I am a board-certified pathologist. I‘m serving the Kaleida Health laboratories primarily in the fields of hematology/hematopathology and transfusion medicine. My research experiences includes both basic immunology and translational research involving antibody engineering, lymphoma and solid tumor immunotherapy, lymphoma characterization, leukemic bone marrow microenvironment studies, as well as general clinical pathology research. My previous research was focused on using different antibody-based strategies to generate novel reagents for cancer immunotherapy. For example, based on the observation that the induction of apoptosis in lymphoma cells requires proper presentation of anti-CD20, we have generated a novel Rituximab Polymer that induces apoptosis in non-Hodgkin’s lymphoma cells. Bio-distribution study has shown that this polymer targeted Burritt’s lymphoma cells in mouse xenograft model. Immunotherapeutic study has demonstrated that systemic delivery of this polymer successfully induced tumor regression in vivo. Moreover, we found that some anti-HLA-DR monoclonal antibody and its humanized form are also potent apoptosis inducers on lymphoma cells. We also showed that tumor targeting antibodies fused with T-cell co-stimulators presented increased tumor uptake. Systemic administration of this combination induced tumor regression significantly and prolonged the survival of treated mice. Currently, my research focuses on the characterization of follicular lymphoma with marginal zone differentiation. Follicular lymphoma (FL) with marginal zone differentiation is a relatively rare morphologic variant of FL. We tried to characterize the clinicopathologic features as well as survival studies. We found that this morphology correlates with complex cytogenetic abnormalities and associated with worse clinical outcome compared with follicular lymphoma without marginal zone differentiation. Recognizing this variant is important in patient treatment and prognosis. Another focus of my currently ongoing studies is about the bone marrow microenvironment in leukemic and aleukemic acute myeloid leukemia (AML). Aleukemic AML differs from leukemic AML in that the peripheral blood show high blast counts. Little is understood why in certain AML, the bone marrow releases high number of blasts into the peripheral blood. Our hypothesis is that there is a bone marrow-sinusoids gate that controls the release of hematopoietic cells into peripheral blood, including the immature precursor cells. This gate can be affected by the changes in bone marrow microenvironment including aberrant expression of certain adhesion molecules and a variety of depositions in the stroma by AML. This hypothesis is supported by the fact that in many previous studies, only high blast counts in the peripheral blood correlates with worse prognosis in AML. I believe further exploration along this direction will gain us more valuable information about AML pathophysiology.
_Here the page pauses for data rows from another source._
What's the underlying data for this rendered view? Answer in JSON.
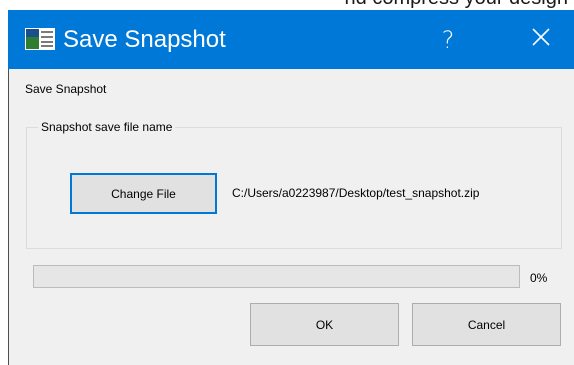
{
  "background_strip": {
    "text": "nd compress your design"
  },
  "dialog": {
    "title": "Save Snapshot",
    "help_glyph": "?",
    "close_glyph": "×",
    "heading": "Save Snapshot",
    "group": {
      "legend": "Snapshot save file name",
      "change_file_label": "Change File",
      "file_path": "C:/Users/a0223987/Desktop/test_snapshot.zip"
    },
    "progress": {
      "value_percent": 0,
      "label": "0%"
    },
    "ok_label": "OK",
    "cancel_label": "Cancel"
  },
  "icons": {
    "app": "window-app-icon",
    "help": "help-icon",
    "close": "close-icon"
  },
  "colors": {
    "titlebar": "#0078d7",
    "dialog_bg": "#f0f0f0",
    "button_bg": "#e1e1e1",
    "focus_border": "#0078d7"
  }
}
I have also been actively involved in undergraduate student, medical student, and junior resident teaching and training during all these years of my career development. I enjoyed sharing my thoughts and experiences with them and often times, I learn a lot from these interactions.